Ace’s reaction to the Doctor’s new appearance isn’t unexpected, she understands regeneration, but wasn’t expecting somebody so different to her professor. There is a perfect contrast between the Seventh and Thirteenth Doctor’s, which works to highlight that while the Seventh Doctor was the master manipulator, manipulation is still a character trait the Doctor possesses. There is this great exchange between Ace and Yaz that really deconstructs the idea that while the Doctor is rarely the one who commits acts of violence, they are often a character who gets others to do it for them. Seeing the older Dorothy McShane, however, really shows how important the Doctor’s impact on Ace was. A Charitable Earth really does make a difference and works as both an international charity and a connection to UNIT, Torchwood, and Counter Measures, the three big secret government organizations of the Doctor Who Universe. There is almost an implication that Dorothy has run in with all three organization, bringing an older Ace and Captain Jack meeting into possibility. There’s also the continuation of Ace’s experimentation with explosives, refining her Nitro 9 into Nitro 90, and really using her inventions for good overall. There is a maturity to this Ace which only comes from the fact that this was a book written by the character herself, Sophie Aldred. It is a brilliant examination of who the character is and what motivates her own actions.
The author of At Childhood’s End is credited to Sophie Aldred, but Mike Tucker and Stephen Cole are also credited as authors on the title page (thought the copyright is exclusively Aldred’s). While there can only be speculation, I believe the contributions from Tucker and Cole are on specific continuity matters and perhaps assistance with the characterization of the current TARDIS team. There are quite a few references to other eras of the show including The Android Invasion, The Day of the Doctor, and Torchwood. The characterization of Jodie Whittaker’s Doctor reflects much of the development that she has had in Series 12, still the easily excitable incarnation of the Doctor who cares deeply for her friends, but there is a certain unease about her. Once she reunites with Ace, she puts on a face of being incredibly happy to see her old friend, but there is an effect on her, perhaps a twinge of guilt and regret of everything she had to put Ace through. When trouble starts, she immediately puts these feelings aside and remembers why she travelled with Ace in the first place, because they make a good team. The dynamic between them is excellent and this portrayal of the Thirteenth Doctor is clearly intended to be performed by Whittaker, making it a bit of a shame that this is a book and not a television script.
Graham, Ryan, and Yaz all have their own parts to play as well with the novel’s 290-page count being used to great effect to ensure that each companion has something to do. The book is structured like a typical Seventh Doctor three-episode story, and each companion gets several subplots in helping with the main plot. Graham and Ryan perhaps have the best characterization as the novel’s main source of comic relief while Yaz is used as an almost reflection of Ace. There’s this moment late in the book where the Doctor gets Yaz back into the TARDIS just so that she could save her life, which is almost the reflection of Seven putting Ace in danger for his own ends.
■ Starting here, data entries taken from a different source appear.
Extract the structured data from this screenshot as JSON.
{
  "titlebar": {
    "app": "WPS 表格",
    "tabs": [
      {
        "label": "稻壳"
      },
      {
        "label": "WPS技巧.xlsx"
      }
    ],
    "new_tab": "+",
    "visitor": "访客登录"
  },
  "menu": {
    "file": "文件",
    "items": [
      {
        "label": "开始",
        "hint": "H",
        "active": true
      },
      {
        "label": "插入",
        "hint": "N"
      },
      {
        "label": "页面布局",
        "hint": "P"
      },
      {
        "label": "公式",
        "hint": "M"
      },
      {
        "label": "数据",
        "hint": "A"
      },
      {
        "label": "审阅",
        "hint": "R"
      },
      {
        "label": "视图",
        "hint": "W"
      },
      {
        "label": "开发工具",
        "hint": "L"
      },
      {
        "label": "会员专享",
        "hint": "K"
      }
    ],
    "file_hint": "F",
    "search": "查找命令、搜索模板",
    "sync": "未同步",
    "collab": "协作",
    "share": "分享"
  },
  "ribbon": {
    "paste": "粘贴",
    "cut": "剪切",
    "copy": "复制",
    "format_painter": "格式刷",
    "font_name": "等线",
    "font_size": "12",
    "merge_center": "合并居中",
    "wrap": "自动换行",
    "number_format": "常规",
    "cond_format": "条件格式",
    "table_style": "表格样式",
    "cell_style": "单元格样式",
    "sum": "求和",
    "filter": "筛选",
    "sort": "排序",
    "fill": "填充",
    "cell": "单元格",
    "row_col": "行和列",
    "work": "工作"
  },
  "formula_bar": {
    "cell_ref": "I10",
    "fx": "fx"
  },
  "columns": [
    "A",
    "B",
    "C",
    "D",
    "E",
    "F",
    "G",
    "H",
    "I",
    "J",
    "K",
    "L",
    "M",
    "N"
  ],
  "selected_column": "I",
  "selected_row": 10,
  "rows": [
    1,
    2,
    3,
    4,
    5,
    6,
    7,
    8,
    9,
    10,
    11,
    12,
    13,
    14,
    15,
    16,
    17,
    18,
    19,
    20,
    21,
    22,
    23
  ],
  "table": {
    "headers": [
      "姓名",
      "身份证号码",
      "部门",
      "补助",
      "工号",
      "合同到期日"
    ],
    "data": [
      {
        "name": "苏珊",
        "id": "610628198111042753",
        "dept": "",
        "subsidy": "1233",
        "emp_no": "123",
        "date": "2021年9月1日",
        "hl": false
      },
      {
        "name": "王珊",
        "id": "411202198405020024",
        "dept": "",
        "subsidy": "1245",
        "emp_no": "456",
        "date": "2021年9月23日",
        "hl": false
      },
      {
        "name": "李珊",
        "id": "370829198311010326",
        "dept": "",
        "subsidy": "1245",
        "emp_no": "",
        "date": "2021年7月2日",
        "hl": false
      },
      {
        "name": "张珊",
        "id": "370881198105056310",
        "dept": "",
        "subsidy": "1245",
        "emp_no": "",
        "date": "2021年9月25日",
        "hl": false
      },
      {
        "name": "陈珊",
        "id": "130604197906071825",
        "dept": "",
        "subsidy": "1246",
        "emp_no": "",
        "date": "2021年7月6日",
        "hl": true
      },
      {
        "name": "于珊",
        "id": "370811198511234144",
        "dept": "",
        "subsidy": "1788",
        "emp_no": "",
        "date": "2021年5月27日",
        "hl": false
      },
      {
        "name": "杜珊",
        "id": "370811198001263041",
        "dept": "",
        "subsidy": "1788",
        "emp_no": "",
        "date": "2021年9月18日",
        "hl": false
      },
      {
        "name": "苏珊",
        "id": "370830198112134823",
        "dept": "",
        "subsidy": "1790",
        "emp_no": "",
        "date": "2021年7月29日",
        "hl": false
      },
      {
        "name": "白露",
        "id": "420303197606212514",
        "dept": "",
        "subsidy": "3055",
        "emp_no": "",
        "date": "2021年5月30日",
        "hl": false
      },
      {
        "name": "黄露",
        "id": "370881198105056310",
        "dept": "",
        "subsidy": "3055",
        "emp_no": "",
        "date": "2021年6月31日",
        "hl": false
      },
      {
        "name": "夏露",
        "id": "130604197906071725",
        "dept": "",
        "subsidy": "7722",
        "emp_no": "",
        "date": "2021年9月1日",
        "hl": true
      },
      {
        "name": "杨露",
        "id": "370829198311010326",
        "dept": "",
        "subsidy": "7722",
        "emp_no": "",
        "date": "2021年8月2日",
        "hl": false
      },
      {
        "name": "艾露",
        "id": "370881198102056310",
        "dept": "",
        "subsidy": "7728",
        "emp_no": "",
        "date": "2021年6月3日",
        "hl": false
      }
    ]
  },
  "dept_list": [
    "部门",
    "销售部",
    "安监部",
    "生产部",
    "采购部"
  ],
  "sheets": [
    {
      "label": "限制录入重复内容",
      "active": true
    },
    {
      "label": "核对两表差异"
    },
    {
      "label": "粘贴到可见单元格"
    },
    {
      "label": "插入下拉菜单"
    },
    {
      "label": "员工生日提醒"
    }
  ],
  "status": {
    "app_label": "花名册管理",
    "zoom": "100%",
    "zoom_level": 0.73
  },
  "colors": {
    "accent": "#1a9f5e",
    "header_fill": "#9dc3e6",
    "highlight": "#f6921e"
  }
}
Graham also gets to be the caring grandfather and be given several subtle moments to shine outside of his comic relief with Ryan. The supporting characters are also excellent from conspiracy nut Kim Fortune, to astronaut Will Buckland, and Chantelle. Chantelle is actually the character Squeak who appeared in Survival and much of her life reflects the work of Andrew Cartmel, in watching someone’s life fall apart via Cat’s Cradle: Warhead and Warlock. The villain of the novel also works incredibly well as a foil for Ace’s charitable efforts, but as this novel has only been out for a few weeks I shall go no further in spoilers.
At Childhood’s End is not perfect, however, as the prose itself varies in quality. It starts off incredibly well, focusing solely on Ace as she investigates the various goings on with plenty of internal monologue. At the halfway point cracks begin to show, with several points of the book being encumbered with clunky dialogue and some descriptions that just feel out of place in a book like this. There is literally a reference to Anime eyes which just jolt you out of the narrative when you come across it, and honestly it takes down what should be a brilliant novel. Overall, At Childhood’s End proves that while the writing isn’t always the strongest Sophie Aldred is definitely a good storyteller, and the story it tells closes one chapter in Ace’s life. There is room for Aldred to write a follow-up if the ideas are there, as it is overall an engaging and enlightening read. 8/10.